U.S. District Judge William Pauley in Manhattan said on Tuesday that bondholders who invested in 26 trusts alleged to have contained risky mortgage loans from the former Countrywide Financial Corp may pursue claims against Bank of New York Mellon. He dismissed a variety of other claims.
Stocks are always over reacting, it seems that uninformed public is always messing with stocks, and they stay away from bonds, that is why I trade in such companies because people are willing to pay me copious amounts of money of stock like this.
Bank of America has been misreporting deferred interest income from customers holding adjustable rate mortgages by “millions, if not billions, of dollars,” according to a federal class-action suit filed in San Diego.
On certain negative-amortization loan products known as “option ARMs,” a borrower was allowed to make a minimum payment consisting of a portion of the interest due on the loan, with the rest of the interest then being added to the loan balance.
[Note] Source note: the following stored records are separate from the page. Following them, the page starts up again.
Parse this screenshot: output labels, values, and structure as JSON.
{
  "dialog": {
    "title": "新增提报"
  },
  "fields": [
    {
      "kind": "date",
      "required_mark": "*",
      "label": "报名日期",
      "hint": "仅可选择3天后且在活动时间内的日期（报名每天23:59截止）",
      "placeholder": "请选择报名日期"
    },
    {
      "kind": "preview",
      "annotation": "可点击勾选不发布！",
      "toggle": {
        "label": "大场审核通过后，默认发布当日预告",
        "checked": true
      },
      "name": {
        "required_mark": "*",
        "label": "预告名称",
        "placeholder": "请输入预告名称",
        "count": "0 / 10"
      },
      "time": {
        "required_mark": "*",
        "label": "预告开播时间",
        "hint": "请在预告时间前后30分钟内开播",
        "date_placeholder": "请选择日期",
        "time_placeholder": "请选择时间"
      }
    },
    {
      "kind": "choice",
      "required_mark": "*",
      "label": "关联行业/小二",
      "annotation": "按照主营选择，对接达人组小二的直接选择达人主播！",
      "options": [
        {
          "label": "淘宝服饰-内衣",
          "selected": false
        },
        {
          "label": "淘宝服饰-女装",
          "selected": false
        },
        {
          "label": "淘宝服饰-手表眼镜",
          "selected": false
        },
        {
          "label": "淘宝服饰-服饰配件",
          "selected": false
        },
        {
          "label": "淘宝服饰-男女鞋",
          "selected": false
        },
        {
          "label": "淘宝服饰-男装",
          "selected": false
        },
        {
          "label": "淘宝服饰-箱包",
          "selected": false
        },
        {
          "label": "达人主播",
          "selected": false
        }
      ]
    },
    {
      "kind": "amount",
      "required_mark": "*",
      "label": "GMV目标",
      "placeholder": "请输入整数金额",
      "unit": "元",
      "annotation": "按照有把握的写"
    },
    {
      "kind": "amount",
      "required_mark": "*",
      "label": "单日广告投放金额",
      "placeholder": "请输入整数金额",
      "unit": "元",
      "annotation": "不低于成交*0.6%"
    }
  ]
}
Such loans were frequently issued by Countrywide Financial, which B of A acquired in 2008, and largely contributed to the housing crash when the loans “re-cast,” forcing borrowers to jump from making partial interest payments to ones covering the full interest due plus an amount to reduce the loan balance each month.
All of this interest is tax-deductible for homeowners, but instead of characterizing subsequent payments of this “deferred interest” for what it is, B of A is alleged to have instead categorized these payments as a “reduction of principal,” which cannot be written off on a borrower’s tax return.
However, while calling the interest payments principal reduction hurts the borrower, it’s of great value to the bank, which then does not have to report the interest it collects as taxable income.